Depending on the intensity, I can accumulate an extra 700 calories worth of food throughout the entire day. While sometimes my snacks consist of something heavy in carbs and sugars, I do like to delve into a bowl of mixed fruit.
The Food I’ll Eat
I usually try to keep my meals to 300 calories max. For example, my breakfast is usually two eggs and sausage links for a total of 227 calories and a ton of protein. Then, I’ll have a Progresso soup of maybe a Lean Cuisine for lunch for around 300 calories.
This means I’ll need to keep semi-active throughout the day if I want enough calories to afford dinner or maybe a snack of some kind. But like I said before, my 15-minute breaks from work are usually all I need to get in enough physical movement.Now, a Net 600 calorie diet doesn’t mean you can fill up on chocolate and cupcakes and expect to remain healthy. A lot of people don’t believe calorie counting diets work because it is really easy to still eat terrible while keeping under a certain goal.

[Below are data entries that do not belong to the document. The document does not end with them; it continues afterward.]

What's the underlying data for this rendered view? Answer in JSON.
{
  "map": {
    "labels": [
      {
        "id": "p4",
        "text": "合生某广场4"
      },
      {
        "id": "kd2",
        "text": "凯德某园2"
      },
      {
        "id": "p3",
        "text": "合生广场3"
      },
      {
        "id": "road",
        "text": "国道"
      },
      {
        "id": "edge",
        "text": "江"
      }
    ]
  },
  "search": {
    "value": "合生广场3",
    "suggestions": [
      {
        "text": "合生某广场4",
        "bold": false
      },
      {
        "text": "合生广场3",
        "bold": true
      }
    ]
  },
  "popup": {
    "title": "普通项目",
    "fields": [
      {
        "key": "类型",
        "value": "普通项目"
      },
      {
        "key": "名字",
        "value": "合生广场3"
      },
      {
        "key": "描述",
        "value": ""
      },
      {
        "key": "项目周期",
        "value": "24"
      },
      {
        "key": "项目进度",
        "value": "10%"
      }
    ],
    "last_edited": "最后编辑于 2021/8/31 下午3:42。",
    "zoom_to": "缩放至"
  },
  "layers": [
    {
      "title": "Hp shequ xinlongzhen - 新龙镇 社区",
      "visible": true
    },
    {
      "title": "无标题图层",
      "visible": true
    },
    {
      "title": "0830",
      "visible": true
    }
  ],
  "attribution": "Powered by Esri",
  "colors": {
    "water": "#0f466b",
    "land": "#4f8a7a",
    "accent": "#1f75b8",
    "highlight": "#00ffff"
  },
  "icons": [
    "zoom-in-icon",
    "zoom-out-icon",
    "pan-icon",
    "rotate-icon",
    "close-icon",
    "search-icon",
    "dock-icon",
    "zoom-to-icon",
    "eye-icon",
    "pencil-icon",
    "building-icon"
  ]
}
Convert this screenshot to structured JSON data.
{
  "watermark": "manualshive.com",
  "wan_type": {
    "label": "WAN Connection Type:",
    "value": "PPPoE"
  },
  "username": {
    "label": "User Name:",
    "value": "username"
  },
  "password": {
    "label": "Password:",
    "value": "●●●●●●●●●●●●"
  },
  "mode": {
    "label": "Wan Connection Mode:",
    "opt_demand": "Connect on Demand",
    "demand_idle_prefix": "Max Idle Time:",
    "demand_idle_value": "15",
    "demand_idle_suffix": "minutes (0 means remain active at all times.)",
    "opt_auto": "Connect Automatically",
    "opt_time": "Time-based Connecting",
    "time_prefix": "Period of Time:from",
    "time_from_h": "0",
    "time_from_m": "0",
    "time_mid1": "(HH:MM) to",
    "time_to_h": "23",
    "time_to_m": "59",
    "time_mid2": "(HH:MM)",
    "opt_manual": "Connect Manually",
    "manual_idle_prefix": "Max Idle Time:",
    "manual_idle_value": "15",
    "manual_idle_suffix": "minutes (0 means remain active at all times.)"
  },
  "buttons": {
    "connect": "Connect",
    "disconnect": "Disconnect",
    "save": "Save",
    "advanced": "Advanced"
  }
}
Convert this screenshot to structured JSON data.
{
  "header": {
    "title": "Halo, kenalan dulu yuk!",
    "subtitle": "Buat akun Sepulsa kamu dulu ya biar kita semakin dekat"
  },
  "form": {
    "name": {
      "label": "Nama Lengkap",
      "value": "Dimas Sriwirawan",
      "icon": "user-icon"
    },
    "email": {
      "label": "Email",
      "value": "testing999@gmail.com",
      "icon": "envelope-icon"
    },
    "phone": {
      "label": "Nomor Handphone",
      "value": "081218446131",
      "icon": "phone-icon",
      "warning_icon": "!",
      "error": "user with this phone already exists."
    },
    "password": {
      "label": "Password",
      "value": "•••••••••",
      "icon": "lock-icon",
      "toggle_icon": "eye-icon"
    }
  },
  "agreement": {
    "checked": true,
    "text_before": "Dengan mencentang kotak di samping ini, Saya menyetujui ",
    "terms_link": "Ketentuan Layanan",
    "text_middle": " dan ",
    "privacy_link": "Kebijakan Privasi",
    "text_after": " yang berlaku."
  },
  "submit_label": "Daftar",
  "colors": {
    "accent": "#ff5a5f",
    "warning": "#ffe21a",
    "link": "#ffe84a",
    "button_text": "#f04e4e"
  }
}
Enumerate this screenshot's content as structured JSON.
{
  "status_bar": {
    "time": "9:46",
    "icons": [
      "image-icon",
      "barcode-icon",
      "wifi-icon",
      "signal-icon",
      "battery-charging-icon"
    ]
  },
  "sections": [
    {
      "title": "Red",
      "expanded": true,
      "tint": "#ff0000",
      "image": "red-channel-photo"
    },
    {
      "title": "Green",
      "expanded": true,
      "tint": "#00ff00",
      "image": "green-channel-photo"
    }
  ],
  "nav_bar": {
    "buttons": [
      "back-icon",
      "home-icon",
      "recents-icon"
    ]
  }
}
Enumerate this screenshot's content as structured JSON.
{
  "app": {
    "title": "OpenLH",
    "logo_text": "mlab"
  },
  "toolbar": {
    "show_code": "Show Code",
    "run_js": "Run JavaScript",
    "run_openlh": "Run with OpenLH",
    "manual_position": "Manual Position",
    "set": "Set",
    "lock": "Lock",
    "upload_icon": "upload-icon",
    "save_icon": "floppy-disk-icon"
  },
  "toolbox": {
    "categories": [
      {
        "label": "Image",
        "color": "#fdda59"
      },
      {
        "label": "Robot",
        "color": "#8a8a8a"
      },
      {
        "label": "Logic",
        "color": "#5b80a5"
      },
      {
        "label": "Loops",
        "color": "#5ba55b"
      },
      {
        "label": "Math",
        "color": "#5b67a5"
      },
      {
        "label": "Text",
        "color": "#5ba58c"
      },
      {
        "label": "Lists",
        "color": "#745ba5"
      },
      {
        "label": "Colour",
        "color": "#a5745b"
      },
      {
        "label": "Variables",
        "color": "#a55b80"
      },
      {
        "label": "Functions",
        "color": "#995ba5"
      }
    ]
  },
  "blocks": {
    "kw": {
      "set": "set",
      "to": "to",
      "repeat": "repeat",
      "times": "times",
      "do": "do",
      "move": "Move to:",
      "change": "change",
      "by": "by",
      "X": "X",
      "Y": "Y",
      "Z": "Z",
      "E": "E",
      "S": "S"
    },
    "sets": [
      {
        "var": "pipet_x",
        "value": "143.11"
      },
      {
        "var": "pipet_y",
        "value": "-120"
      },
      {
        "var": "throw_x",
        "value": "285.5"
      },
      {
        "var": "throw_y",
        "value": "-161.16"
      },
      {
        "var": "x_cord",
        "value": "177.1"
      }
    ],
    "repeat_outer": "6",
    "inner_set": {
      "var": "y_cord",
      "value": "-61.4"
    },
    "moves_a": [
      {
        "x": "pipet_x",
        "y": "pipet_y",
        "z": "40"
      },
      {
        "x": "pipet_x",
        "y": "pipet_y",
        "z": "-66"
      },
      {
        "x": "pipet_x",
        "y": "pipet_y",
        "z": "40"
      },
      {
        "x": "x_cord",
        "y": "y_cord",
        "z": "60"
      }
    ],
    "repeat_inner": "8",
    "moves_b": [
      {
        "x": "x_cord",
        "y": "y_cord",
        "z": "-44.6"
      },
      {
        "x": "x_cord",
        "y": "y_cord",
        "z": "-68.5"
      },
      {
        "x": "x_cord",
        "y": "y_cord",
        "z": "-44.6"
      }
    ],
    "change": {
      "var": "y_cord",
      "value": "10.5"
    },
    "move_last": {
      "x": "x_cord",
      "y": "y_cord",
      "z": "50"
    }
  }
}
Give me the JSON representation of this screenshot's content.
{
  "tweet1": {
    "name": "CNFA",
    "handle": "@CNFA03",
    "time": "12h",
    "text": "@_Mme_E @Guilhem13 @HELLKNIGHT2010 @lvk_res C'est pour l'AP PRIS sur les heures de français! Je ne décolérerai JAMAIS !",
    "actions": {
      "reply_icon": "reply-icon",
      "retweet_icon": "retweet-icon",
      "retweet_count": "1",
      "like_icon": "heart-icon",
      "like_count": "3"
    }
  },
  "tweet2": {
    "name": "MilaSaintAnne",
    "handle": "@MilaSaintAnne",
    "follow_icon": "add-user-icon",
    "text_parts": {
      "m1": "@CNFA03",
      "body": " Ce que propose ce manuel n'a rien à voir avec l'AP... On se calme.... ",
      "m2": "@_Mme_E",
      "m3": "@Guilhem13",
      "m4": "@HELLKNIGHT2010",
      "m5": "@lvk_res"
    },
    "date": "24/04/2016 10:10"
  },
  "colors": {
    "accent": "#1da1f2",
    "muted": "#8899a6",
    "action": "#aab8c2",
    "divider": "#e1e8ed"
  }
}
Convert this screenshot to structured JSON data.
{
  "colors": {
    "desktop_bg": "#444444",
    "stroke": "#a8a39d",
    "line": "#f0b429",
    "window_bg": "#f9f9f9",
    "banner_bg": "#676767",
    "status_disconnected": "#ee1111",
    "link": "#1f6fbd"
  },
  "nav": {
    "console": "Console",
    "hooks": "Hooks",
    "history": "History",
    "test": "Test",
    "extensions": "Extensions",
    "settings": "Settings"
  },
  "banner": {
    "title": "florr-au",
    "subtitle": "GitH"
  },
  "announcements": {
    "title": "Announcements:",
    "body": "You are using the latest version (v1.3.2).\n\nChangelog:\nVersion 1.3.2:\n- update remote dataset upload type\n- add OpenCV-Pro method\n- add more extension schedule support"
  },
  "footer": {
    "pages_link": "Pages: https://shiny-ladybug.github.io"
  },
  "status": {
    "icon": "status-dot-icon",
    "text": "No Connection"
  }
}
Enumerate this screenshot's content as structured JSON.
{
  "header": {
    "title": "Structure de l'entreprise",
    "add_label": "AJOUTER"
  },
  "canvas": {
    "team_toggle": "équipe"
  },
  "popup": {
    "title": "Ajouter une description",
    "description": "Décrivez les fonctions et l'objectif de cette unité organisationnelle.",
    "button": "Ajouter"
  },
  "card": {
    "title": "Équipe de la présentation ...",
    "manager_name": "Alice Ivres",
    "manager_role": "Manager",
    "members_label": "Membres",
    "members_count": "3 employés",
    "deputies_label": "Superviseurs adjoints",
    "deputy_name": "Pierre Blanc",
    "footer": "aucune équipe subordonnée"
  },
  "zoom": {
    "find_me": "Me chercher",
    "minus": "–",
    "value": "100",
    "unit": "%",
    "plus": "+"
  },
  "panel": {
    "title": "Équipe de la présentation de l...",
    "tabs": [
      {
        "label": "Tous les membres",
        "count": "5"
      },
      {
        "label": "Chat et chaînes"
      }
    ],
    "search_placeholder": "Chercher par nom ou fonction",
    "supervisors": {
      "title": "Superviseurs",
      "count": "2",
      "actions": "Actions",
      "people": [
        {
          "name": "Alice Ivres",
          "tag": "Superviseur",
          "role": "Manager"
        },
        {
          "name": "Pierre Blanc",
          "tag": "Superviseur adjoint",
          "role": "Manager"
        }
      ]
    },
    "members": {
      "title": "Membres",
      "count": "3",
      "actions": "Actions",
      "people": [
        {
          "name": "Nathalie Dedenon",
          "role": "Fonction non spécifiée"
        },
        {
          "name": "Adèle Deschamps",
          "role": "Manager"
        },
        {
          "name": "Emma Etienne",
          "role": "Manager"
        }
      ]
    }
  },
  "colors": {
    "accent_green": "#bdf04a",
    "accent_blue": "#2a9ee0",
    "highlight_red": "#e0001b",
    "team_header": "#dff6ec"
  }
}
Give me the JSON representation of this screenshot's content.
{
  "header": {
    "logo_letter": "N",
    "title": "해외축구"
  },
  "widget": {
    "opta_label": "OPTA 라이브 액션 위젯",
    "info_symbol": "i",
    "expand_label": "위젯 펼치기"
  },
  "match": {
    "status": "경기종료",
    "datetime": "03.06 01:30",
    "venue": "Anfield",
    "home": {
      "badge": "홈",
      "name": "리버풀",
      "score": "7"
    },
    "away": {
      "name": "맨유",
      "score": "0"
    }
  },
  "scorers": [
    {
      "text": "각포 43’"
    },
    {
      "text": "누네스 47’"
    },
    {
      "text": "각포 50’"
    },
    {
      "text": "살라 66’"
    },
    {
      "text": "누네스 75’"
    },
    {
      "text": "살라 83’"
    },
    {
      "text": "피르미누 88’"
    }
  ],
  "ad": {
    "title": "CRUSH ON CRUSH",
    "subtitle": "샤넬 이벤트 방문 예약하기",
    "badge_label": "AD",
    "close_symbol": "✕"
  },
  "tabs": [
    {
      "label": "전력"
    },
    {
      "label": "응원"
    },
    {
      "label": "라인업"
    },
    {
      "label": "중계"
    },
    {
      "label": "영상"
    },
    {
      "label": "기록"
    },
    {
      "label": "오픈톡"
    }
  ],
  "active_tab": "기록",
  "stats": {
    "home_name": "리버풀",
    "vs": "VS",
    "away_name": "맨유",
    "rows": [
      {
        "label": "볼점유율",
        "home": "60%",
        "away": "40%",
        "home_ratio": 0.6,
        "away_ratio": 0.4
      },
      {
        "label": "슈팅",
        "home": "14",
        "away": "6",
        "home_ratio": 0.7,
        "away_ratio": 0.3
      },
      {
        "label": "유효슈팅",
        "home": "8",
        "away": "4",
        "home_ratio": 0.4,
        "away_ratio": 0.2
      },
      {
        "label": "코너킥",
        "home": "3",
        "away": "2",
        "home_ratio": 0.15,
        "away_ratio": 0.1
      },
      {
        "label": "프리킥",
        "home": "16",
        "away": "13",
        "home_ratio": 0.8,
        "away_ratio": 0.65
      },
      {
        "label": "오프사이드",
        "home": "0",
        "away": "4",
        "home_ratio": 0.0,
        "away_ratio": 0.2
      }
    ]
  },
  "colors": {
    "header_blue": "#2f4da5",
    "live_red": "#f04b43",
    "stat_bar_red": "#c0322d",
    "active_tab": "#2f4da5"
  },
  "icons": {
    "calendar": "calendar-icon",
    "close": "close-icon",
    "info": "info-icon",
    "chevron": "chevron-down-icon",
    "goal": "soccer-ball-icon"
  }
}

To get calories to work correctly, you need to make better choices regarding what you eat. In this aspect, you need to stay motivated and have a certain level of determination to meet your nutritional requirements.
I am a believer in being able to eat almost anything you want as long as it’s in moderation. So, this means I really don’t have a specific dietary food plan in mind. It’s all about eating well and making good choices. Sure, I’ll have a few pieces of chocolate here and there. But I’ll offset it with other nutritionally-rich foods.
Facing My Biggest Problems
The most important part of the Net 600 experiment is addressing my biggest issues when it comes to eating. Late at night, I have a penchant for snacking…usually on terrible foods. However, I’ve noticed I snack far less if I spend my evenings being active in some way.
For instance, I’ll often binge-watch Netflix or YouTube. It’s during these moments that I eat the most. However, I snack very little if I am playing a game, blogging or writing my novel.
Identifying your weak points is often difficult. A lot of us will do something purely out of habit without realizing it. But when you do identify those issues, you need to take steps to correct them. Otherwise, you’ll never reach your goals.
Going All Out This Time
I am getting back into YouTube and making this Net 600 thing work. Don’t worry, I’ll stop if I feel that I am not getting enough food or feel weak. However, I have a good feeling that this will work – at least for me. If I can maintain this process, I should weigh nearly 200 pounds by Christmas.
Theoretically, I should drop about 3.4 pounds per week while doing this. I guess we’ll see how it goes.